Charles Frohman was one of the most influential American theatrical producers at the turn of the last century. He also played an important role in the early 20th century London Theatrical scene.
Having co-founded the American Theatrical Syndicate which virtually controlled the American theatre industry he was always on the look-out for shows for American theatres. He was a frequent visitor to London and worked closely with the likes of George Edwards at the Gaiety and the actor manager Sir Seymour Hicks.

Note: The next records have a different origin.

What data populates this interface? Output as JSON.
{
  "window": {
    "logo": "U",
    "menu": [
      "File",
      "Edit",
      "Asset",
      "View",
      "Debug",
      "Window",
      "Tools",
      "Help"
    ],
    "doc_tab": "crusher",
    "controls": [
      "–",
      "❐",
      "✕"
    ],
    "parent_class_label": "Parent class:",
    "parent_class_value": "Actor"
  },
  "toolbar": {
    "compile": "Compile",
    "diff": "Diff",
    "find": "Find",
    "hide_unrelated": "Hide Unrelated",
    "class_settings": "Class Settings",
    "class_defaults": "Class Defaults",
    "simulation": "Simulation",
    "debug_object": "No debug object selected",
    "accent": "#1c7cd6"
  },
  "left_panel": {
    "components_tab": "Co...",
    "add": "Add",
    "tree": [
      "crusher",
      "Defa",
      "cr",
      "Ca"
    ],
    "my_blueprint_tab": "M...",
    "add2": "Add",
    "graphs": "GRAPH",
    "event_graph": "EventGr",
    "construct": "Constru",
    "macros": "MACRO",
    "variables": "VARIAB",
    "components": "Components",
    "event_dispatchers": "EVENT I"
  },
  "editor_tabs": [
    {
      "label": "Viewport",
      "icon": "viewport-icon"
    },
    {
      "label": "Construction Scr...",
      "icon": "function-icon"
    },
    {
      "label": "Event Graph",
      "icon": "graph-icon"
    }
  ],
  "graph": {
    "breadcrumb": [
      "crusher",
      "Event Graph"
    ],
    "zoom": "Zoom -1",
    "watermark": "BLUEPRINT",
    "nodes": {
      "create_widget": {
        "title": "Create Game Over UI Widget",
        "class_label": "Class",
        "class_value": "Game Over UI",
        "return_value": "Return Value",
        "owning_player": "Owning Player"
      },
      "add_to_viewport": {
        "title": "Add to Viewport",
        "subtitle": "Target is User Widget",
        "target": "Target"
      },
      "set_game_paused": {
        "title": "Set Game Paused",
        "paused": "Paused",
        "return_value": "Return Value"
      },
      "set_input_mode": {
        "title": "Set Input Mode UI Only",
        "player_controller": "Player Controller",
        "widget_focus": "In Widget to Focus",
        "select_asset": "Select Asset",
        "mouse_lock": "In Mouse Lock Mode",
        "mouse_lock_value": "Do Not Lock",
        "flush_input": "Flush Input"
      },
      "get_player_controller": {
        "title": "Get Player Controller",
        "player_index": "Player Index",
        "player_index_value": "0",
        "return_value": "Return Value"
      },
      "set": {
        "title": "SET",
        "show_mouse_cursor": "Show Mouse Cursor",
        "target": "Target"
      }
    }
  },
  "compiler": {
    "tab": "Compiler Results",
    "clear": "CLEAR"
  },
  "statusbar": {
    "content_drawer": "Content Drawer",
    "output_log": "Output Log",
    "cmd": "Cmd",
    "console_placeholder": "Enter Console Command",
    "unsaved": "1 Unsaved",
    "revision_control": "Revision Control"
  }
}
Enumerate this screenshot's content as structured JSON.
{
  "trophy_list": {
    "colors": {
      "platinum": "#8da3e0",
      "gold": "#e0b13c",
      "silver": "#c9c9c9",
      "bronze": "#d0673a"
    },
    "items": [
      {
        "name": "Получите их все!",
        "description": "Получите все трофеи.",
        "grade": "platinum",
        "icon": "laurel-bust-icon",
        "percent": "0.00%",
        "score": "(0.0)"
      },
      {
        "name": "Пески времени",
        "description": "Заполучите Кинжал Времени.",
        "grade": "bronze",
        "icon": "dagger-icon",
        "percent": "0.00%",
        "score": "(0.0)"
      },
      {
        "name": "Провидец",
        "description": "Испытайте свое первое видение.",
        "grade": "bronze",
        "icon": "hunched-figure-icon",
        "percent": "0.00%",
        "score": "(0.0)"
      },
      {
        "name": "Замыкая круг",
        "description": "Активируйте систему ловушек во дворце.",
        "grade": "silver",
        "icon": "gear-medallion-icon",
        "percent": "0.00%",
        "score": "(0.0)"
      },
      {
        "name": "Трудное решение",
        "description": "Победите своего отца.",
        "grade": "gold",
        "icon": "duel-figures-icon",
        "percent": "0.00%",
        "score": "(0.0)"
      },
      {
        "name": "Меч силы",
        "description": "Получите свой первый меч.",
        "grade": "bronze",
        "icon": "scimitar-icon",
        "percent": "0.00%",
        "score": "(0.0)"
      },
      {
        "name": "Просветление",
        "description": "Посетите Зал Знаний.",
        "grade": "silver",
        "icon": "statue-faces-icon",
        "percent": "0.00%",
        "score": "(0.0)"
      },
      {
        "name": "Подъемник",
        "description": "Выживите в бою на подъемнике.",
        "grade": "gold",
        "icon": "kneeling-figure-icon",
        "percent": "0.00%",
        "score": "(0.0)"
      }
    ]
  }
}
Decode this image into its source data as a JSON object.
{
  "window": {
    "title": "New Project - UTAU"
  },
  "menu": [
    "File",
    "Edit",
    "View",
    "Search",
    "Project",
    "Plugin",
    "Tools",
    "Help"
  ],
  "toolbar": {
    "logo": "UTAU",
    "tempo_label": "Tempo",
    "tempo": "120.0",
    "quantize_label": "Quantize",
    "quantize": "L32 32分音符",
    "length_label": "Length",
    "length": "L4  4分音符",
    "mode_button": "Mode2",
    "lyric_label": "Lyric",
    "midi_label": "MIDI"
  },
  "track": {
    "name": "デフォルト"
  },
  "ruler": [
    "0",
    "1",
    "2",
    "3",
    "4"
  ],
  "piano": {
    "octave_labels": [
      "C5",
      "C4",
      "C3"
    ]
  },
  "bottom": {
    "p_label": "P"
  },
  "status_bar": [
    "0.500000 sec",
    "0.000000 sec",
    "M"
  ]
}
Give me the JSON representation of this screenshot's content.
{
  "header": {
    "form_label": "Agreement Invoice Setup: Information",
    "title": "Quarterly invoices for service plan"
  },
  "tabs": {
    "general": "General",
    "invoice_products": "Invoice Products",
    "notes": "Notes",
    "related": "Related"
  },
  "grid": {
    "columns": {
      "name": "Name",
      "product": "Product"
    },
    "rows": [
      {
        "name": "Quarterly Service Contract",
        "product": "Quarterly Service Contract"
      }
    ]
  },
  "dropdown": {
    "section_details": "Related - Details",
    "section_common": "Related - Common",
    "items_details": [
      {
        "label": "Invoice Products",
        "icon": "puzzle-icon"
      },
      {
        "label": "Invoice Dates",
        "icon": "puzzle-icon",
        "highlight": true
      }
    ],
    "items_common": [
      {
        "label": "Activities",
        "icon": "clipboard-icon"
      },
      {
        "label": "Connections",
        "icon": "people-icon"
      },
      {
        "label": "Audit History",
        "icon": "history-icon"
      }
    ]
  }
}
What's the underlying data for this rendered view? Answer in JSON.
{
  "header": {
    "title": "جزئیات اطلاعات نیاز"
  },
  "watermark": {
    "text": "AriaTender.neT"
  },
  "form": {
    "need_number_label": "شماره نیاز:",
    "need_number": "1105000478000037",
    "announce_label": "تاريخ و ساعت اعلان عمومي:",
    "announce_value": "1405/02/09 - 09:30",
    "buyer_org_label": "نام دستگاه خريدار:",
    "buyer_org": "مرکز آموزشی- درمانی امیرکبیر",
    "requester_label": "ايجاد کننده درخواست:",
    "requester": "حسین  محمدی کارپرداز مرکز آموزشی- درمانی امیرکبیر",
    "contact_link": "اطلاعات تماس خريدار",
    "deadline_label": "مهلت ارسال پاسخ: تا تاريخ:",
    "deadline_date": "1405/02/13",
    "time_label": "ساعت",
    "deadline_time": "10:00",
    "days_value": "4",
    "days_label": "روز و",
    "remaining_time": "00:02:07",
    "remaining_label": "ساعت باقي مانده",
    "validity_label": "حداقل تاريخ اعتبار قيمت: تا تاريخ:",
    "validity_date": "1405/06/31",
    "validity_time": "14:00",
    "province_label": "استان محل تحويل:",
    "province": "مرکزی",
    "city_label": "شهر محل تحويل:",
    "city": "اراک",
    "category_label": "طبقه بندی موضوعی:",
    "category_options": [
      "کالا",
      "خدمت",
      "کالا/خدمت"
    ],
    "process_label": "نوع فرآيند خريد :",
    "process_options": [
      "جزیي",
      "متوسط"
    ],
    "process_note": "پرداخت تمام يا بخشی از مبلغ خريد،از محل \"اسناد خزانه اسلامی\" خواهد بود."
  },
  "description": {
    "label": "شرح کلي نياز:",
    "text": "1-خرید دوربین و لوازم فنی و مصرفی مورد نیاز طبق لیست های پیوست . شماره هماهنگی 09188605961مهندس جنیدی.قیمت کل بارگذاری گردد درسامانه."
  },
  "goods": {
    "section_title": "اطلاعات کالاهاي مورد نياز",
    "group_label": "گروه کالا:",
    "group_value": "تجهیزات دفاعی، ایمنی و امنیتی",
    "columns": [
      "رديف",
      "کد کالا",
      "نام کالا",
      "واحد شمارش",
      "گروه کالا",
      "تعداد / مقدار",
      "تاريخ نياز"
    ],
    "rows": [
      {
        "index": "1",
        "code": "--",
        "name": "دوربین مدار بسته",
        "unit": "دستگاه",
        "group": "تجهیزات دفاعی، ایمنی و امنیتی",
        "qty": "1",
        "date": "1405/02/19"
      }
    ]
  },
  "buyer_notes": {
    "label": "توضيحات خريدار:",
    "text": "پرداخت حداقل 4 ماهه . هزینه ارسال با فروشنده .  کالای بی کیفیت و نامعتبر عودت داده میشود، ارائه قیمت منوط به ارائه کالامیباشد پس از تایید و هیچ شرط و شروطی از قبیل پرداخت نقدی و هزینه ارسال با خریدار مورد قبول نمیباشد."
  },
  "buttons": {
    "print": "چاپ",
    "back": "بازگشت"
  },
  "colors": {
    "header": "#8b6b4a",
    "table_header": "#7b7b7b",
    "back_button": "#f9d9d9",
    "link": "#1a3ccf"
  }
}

At the time London was the centre of musical theatre and he imported shows such as The Shop Girl, In Town and An Artist’s Model, shows which had basically introduced musical comedy to the world.
It was not long before he started to produce in London with shows like Kitty Grey (with Edwards) and the Christmas production Bluebird in Fairyland (with Hicks). He was a great searcher of writing talent and, among others, he promoted J M Barrie’s Quality Street, The Admirable Crichton and the evergreen Peter Pan which opened at his Duke of York’s Theatre in London in December 1904 and then on Broadway a few weeks later. He also ran the Hicks (the Globe) Theatre.
In the next ten years his productions included The Girl from Kays, The School Girl, Madam Sherry, The Catch of the Season, The Beauty of Bath and The Pink Lady.
Shows he did not produce but exported to the States include The Arcadians, Miss Hook of Holland and the Gaiety shows.
He joined the Lusitania in New York having been warned of possible German attacks. It has been said that he gave his life jacket to a lady and so decided his fate. He was 59 and had produced over seven hundred shows between the two countries.
In 1916 the show Sybil opened in London and was advertised as Charles Frohman presents – almost as though he was still there overseeing things. And, now on Broadway he can be seen as a main character in the new musical Finding Neverland. His presence is still felt.
RSB Illustrations are simply an indication as to the items in the Archive